In Virginia, it is illegal to drive a motor vehicle (including a moped), engine, or train while any one of the following conditions are also true of the driver:
Commercial drivers face a lesser included offense for operating a commercial motor vehicle while having a blood alcohol concentration of 0.04 percent or more.
While anyone will get a DWI charge if he or she meets the above-listed requirements, regardless of age, minors are subject to more rules and regulations. For DWI charges, the word "minor" encompasses anyone under the age of 21.
If someone under 21 operates a motor vehicle after illegally consuming alcohol, and has a blood alcohol concentration of 0.02 percent, but less than 0.08 percent, this can be charged as "Person under age 21 driving after illegally consuming alcohol."
When driving in Virginia, you are presumed to have already consented to provide samples of blood, breath, or both to determine whether alcohol, drugs, or both are present in your system. When someone submits to a breath test, he or she has the right to observe the process, see the test result, and if the machine provides a written printout, he or she has a right to a copy of those printed results.
If someone refuses to take a breath test or is incapable of submitting to a breath test, the law allows taking blood to determine the presence of drugs or alcohol. This law, however, only allows the taking of a blood sample where other facts provide police with probable cause to believe the person was driving under the influence of drugs or alcohol.
It is illegal in Virginia to refuse to take a test if asked by law enforcement upon arrest for suspected DWI. You can, however, refuse a preliminary breath test that may be requested prior to an arrest.
Technically, the difference between a DWI and a DUI is the words used to create the acronym. A DWI refers to driving while intoxicated by drugs or alcohol, while DUI refers to driving while under the influence of drugs or alcohol. Practically speaking, they constitute the same offense under Virginia law. They are both slang terms that don't actually have legally distinguishable meanings.

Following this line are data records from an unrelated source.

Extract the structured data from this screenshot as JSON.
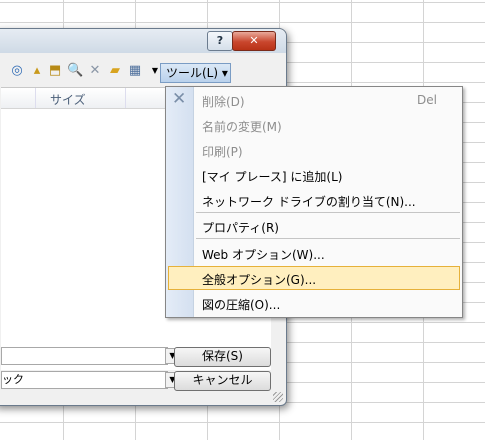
{
  "window": {
    "help_label": "?",
    "close_label": "✕"
  },
  "toolbar": {
    "tools_label": "ツール(L) ▾",
    "icons": [
      "back-icon",
      "up-folder-icon",
      "search-web-icon",
      "delete-icon",
      "new-folder-icon",
      "views-icon"
    ]
  },
  "list": {
    "column_size": "サイズ"
  },
  "fields": {
    "filename_value": "",
    "filetype_value": "ック"
  },
  "buttons": {
    "save": "保存(S)",
    "cancel": "キャンセル"
  },
  "menu": {
    "items": [
      {
        "label": "削除(D)",
        "shortcut": "Del",
        "disabled": true
      },
      {
        "label": "名前の変更(M)",
        "disabled": true
      },
      {
        "label": "印刷(P)",
        "disabled": true
      },
      {
        "label": "[マイ プレース] に追加(L)",
        "disabled": false
      },
      {
        "label": "ネットワーク ドライブの割り当て(N)...",
        "disabled": false
      },
      {
        "label": "プロパティ(R)",
        "disabled": false
      },
      {
        "label": "Web オプション(W)...",
        "disabled": false
      },
      {
        "label": "全般オプション(G)...",
        "disabled": false,
        "highlighted": true
      },
      {
        "label": "図の圧縮(O)...",
        "disabled": false
      }
    ]
  },
  "colors": {
    "highlight": "#ffefbf",
    "highlight_border": "#e6b13a",
    "close_red": "#c9462d"
  }
}
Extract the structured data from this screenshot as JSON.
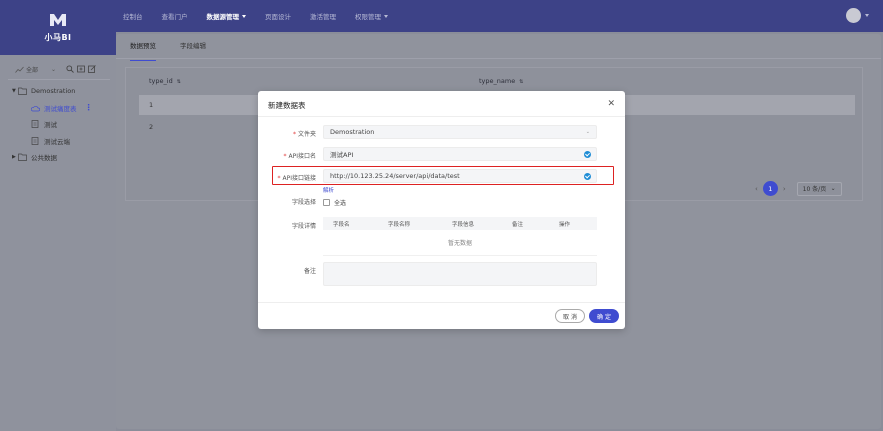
{
  "app": {
    "logo_text": "小马BI"
  },
  "nav": {
    "items": [
      {
        "label": "控制台",
        "active": false,
        "dropdown": false
      },
      {
        "label": "查看门户",
        "active": false,
        "dropdown": false
      },
      {
        "label": "数据源管理",
        "active": true,
        "dropdown": true
      },
      {
        "label": "页面设计",
        "active": false,
        "dropdown": false
      },
      {
        "label": "激活管理",
        "active": false,
        "dropdown": false
      },
      {
        "label": "权限管理",
        "active": false,
        "dropdown": true
      }
    ]
  },
  "sidebar": {
    "filter_label": "全部",
    "tree": [
      {
        "label": "Demostration",
        "level": 0,
        "expanded": true
      },
      {
        "label": "测试痛度表",
        "level": 1,
        "selected": true
      },
      {
        "label": "测试",
        "level": 1,
        "selected": false
      },
      {
        "label": "测试云端",
        "level": 1,
        "selected": false
      },
      {
        "label": "公共数据",
        "level": 0,
        "expanded": false
      }
    ]
  },
  "tabs": [
    {
      "label": "数据预览",
      "active": true
    },
    {
      "label": "字段编辑",
      "active": false
    }
  ],
  "table": {
    "columns": [
      "type_id",
      "type_name"
    ],
    "rows": [
      {
        "type_id": "1",
        "type_name": ""
      },
      {
        "type_id": "2",
        "type_name": ""
      }
    ]
  },
  "pager": {
    "current": "1",
    "page_size": "10 条/页"
  },
  "modal": {
    "title": "新建数据表",
    "fields": {
      "folder_label": "文件夹",
      "folder_value": "Demostration",
      "api_name_label": "API接口名",
      "api_name_value": "测试API",
      "api_url_label": "API接口链接",
      "api_url_value": "http://10.123.25.24/server/api/data/test",
      "parse_link": "解析",
      "field_select_label": "字段选择",
      "select_all": "全选",
      "field_detail_label": "字段详情",
      "remark_label": "备注"
    },
    "inner_table": {
      "columns": [
        "字段名",
        "字段名称",
        "字段信息",
        "备注",
        "操作"
      ],
      "empty_text": "暂无数据"
    },
    "cancel_label": "取 消",
    "ok_label": "确 定"
  },
  "colors": {
    "accent": "#3f4cd0",
    "topbar": "#3d4287",
    "highlight": "#dd2222"
  }
}
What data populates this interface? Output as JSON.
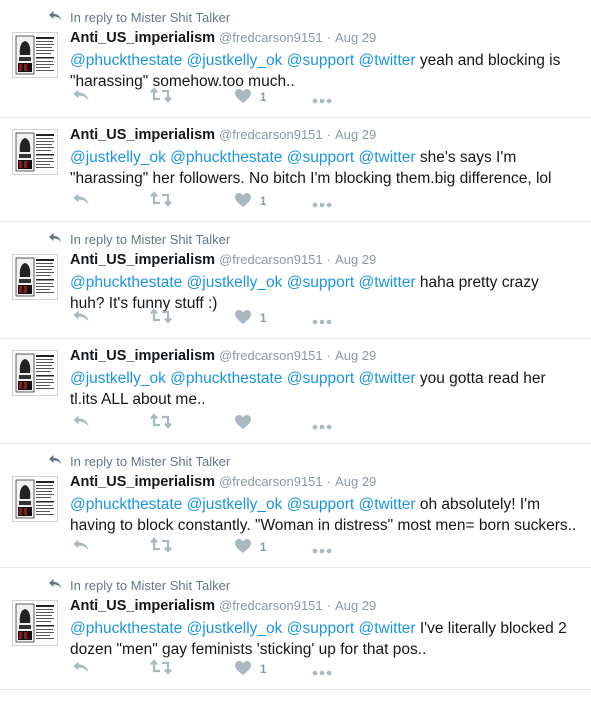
{
  "reply_context_prefix": "In reply to Mister Shit Talker",
  "dot": "·",
  "tweets": [
    {
      "reply_context": "In reply to Mister Shit Talker",
      "name": "Anti_US_imperialism",
      "handle": "@fredcarson9151",
      "time": "Aug 29",
      "parts": [
        {
          "t": "@phuckthestate",
          "m": true
        },
        {
          "t": " ",
          "m": false
        },
        {
          "t": "@justkelly_ok",
          "m": true
        },
        {
          "t": " ",
          "m": false
        },
        {
          "t": "@support",
          "m": true
        },
        {
          "t": " ",
          "m": false
        },
        {
          "t": "@twitter",
          "m": true
        },
        {
          "t": " yeah and blocking is \"harassing\" somehow.too much..",
          "m": false
        }
      ],
      "likes": "1"
    },
    {
      "reply_context": "",
      "name": "Anti_US_imperialism",
      "handle": "@fredcarson9151",
      "time": "Aug 29",
      "parts": [
        {
          "t": "@justkelly_ok",
          "m": true
        },
        {
          "t": " ",
          "m": false
        },
        {
          "t": "@phuckthestate",
          "m": true
        },
        {
          "t": " ",
          "m": false
        },
        {
          "t": "@support",
          "m": true
        },
        {
          "t": " ",
          "m": false
        },
        {
          "t": "@twitter",
          "m": true
        },
        {
          "t": " she's says I'm \"harassing\" her followers. No bitch I'm blocking them.big difference, lol",
          "m": false
        }
      ],
      "likes": "1"
    },
    {
      "reply_context": "In reply to Mister Shit Talker",
      "name": "Anti_US_imperialism",
      "handle": "@fredcarson9151",
      "time": "Aug 29",
      "parts": [
        {
          "t": "@phuckthestate",
          "m": true
        },
        {
          "t": " ",
          "m": false
        },
        {
          "t": "@justkelly_ok",
          "m": true
        },
        {
          "t": " ",
          "m": false
        },
        {
          "t": "@support",
          "m": true
        },
        {
          "t": " ",
          "m": false
        },
        {
          "t": "@twitter",
          "m": true
        },
        {
          "t": " haha pretty crazy huh? It's funny stuff :)",
          "m": false
        }
      ],
      "likes": "1"
    },
    {
      "reply_context": "",
      "name": "Anti_US_imperialism",
      "handle": "@fredcarson9151",
      "time": "Aug 29",
      "parts": [
        {
          "t": "@justkelly_ok",
          "m": true
        },
        {
          "t": " ",
          "m": false
        },
        {
          "t": "@phuckthestate",
          "m": true
        },
        {
          "t": " ",
          "m": false
        },
        {
          "t": "@support",
          "m": true
        },
        {
          "t": " ",
          "m": false
        },
        {
          "t": "@twitter",
          "m": true
        },
        {
          "t": " you gotta read her tl.its ALL about me..",
          "m": false
        }
      ],
      "likes": ""
    },
    {
      "reply_context": "In reply to Mister Shit Talker",
      "name": "Anti_US_imperialism",
      "handle": "@fredcarson9151",
      "time": "Aug 29",
      "parts": [
        {
          "t": "@phuckthestate",
          "m": true
        },
        {
          "t": " ",
          "m": false
        },
        {
          "t": "@justkelly_ok",
          "m": true
        },
        {
          "t": " ",
          "m": false
        },
        {
          "t": "@support",
          "m": true
        },
        {
          "t": " ",
          "m": false
        },
        {
          "t": "@twitter",
          "m": true
        },
        {
          "t": " oh absolutely!  I'm having to block constantly. \"Woman in distress\" most men= born suckers..",
          "m": false
        }
      ],
      "likes": "1"
    },
    {
      "reply_context": "In reply to Mister Shit Talker",
      "name": "Anti_US_imperialism",
      "handle": "@fredcarson9151",
      "time": "Aug 29",
      "parts": [
        {
          "t": "@phuckthestate",
          "m": true
        },
        {
          "t": " ",
          "m": false
        },
        {
          "t": "@justkelly_ok",
          "m": true
        },
        {
          "t": " ",
          "m": false
        },
        {
          "t": "@support",
          "m": true
        },
        {
          "t": " ",
          "m": false
        },
        {
          "t": "@twitter",
          "m": true
        },
        {
          "t": " I've literally blocked 2 dozen \"men\" gay feminists 'sticking' up for that pos..",
          "m": false
        }
      ],
      "likes": "1"
    }
  ],
  "colors": {
    "mention": "#1b95e0",
    "icon": "#aab8c2",
    "meta": "#8899a6",
    "divider": "#e1e8ed"
  },
  "icons": [
    "reply-arrow-icon",
    "reply-icon",
    "retweet-icon",
    "like-heart-icon",
    "more-dots-icon",
    "avatar-fist-poster-icon"
  ]
}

Virginia, like many states, makes no distinction between driving while intoxicated on public roads, private roads, or even in your own driveway. A recent bill, which would allow an exemption to driving or operating a motor vehicle while under the influence for those on their own property, such as listening to the radio in your parked car in our own driveway, failed to get enough votes to become law.
As a criminal offense, drivers face both the potential for fines and jail time. Drivers also face the possibility of losing their license for a period of time, depending on the circumstances of the case.
Minors under 21 face the loss of their license to drive as well as mandatory fines or community service. There may also be a period of incarceration for a conviction for driving after consuming alcohol.
For a first time refusal, a person will lose his or her driving privileges. A second refusal within 10 years of a first refusal or prior DWI is a criminal offense, which results in the loss of driving privileges, a fine, and potential jail time.
The law provides a number of areas of attack in DWI cases. For example, police must have a legal basis to stop your car in the first place. Next, they must have reasonable suspicion to ask for a breath or blood sample. The laws in Virginia are very specific about who may collect a blood sample and how the sample must be collected. The rules of evidence demand a clear and unbroken chain of custody of any blood sample. For breath and blood samples, the instruments used must be properly maintained and calibrated on a regular schedule. Failure to do so may result in an inaccurate test result.
Depending on the facts and circumstances of the case, other issues may present themselves, such as the following:
If you are facing DWI charges, you need qualified legal counsel on your side. Contact Koehler & Vernail, Attorneys at Law, to speak with one of our experienced DWI attorneys. We can answer your questions, determine if there is a legal challenge to the stop, the request to take the test, the test results, or any other potential problem with the case, and assist you every step of the way.